• **What you will do**
Please return every line of the records below that contains the word "title".

[Exercise input — start]

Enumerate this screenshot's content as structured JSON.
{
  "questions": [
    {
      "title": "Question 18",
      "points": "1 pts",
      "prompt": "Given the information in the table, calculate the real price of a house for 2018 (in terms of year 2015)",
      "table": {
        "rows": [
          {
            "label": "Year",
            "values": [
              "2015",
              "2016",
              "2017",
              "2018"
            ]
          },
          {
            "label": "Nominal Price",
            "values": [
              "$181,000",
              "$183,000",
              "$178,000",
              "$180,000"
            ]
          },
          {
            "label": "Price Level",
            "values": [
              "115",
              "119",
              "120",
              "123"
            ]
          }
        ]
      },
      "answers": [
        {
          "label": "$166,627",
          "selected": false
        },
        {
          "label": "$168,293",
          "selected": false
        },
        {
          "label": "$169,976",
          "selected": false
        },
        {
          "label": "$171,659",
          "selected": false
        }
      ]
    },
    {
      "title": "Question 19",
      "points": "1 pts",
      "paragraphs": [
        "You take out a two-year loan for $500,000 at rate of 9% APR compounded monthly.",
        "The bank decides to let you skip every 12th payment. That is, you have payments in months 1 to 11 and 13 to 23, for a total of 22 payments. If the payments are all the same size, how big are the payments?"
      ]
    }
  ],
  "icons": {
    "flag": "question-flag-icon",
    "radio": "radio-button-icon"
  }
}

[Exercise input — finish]

• **Output below**
      "title": "Question 18",
      "title": "Question 19",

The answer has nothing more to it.